A crucial idea behind Johnson and Smith’s bill is that those serving life without parole sentences are misunderstood by most people.
“Many North Carolinians believe the misinforming popular narrative that the crimes of lifers are more heinous than other crimes and thus think lifers deserve to die in prison,” the men wrote in the North Carolina Law Review. “However, the primary, and often only, difference between a felon serving LWOP for first-degree murder and one serving fifteen years for second-degree murder is usually the availability of a plea bargain, rather than severity of the crime.”
Johnson and Smith argue that many people serving life sentences stop perpetrating violence as they grow and mature. Many individuals become kind, compassionate people, unrecognizable from who they were at the time they committed their crime.
Johnson experienced the depths of that compassion earlier this year, after his father died.
Grief is the same in prison as it is on the outside: It comes in waves.
“Most in prison grieve alone, in a place that already has people at the limits of their coping ability each day,” Johnson wrote in an essay shared with Policy Watch.
This was not Johnson’s experience. About half of the 80 men who live in his dorm are ministers and counselors in training. They regularly lead Bible studies, prayer groups, counseling sessions and food giveaways, “consumed with the desire to serve,” in Johnson’s words.
Johnson’s friends offered their support in myriad ways after his father died. One gave him an assortment of snacks. Another drew a picture of Snoopy and Woodstock, signed with condolences from others who knew Johnson was hurting. Yet another bought and prepared lunch for Johnson: a cheeseburger and French fries, with barbecue sauce for the burger and ranch dressing for the fries.
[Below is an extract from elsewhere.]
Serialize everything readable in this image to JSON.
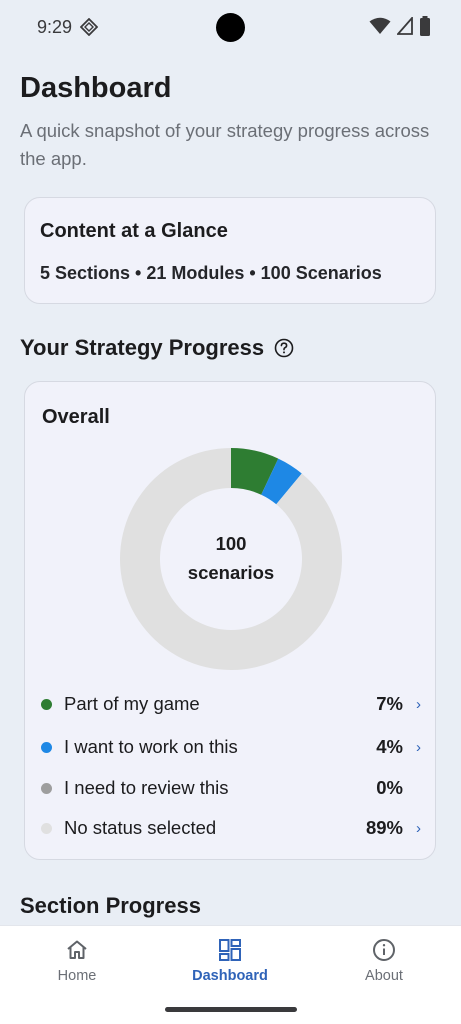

When the guy delivered the burger, Johnson could see there were tears in his eyes.
“I could see, like, I’m not grieving alone,” Johnson said in a phone call. “Those guys are hurting with me. They don’t know my dad, but they know me and they’re hurting with me.”
Johnson acknowledges there are people doing life sentences who are still causing harm and mired in selfishness. But he insists that that’s not the norm, especially among those who have been convicted of murder.
“Most people in here have wrestled with the harm that they’ve caused and the things that they’ve done,” he said. “There is something about taking a life that just can be a catalyst for transformation and awakening. A lot of sleepless nights as you wrestle with that guilt of taking someone’s life from them — taking a father, a son, a daughter, a mother, a brother or a sister — that changes people.”
Smith said in a phone call that there are two extreme choices for those serving a life sentence: “You dedicate your life to change and try to be a better person, or you dedicate your life to just tearing shit up. Those are the only two options.”
Those who take the path of rehabilitation, Smith said, are not asking for a reward. They’re asking for another chance.
Smith filed an application for clemency in the summer of 2021, asking not to be released from prison but to be eligible for parole after 25 years of incarceration. He included letters of support from family and friends, copies of articles he’d written for the Nash News, letters of support from corrections staff and copies of certificates he’d earned for completing rehabilitative programs in prison.
“I did the very best that I could do on my own,” he said.
It wasn’t enough. His application was denied this week. He won’t be able to apply again until 2027.
“The only thing that will have changed is I’ll have been in prison for five more years,” he said.
For Smith, his clemency application and the bill before the legislature boil down to one essential question: What does society want the purpose of incarceration to be?
“Do they want people to be rehabilitated in prison, or do they want to punish people?” he asked. “If they really want people to change, then they need to make changes to make that possible. Because right now, it’s just retribution.”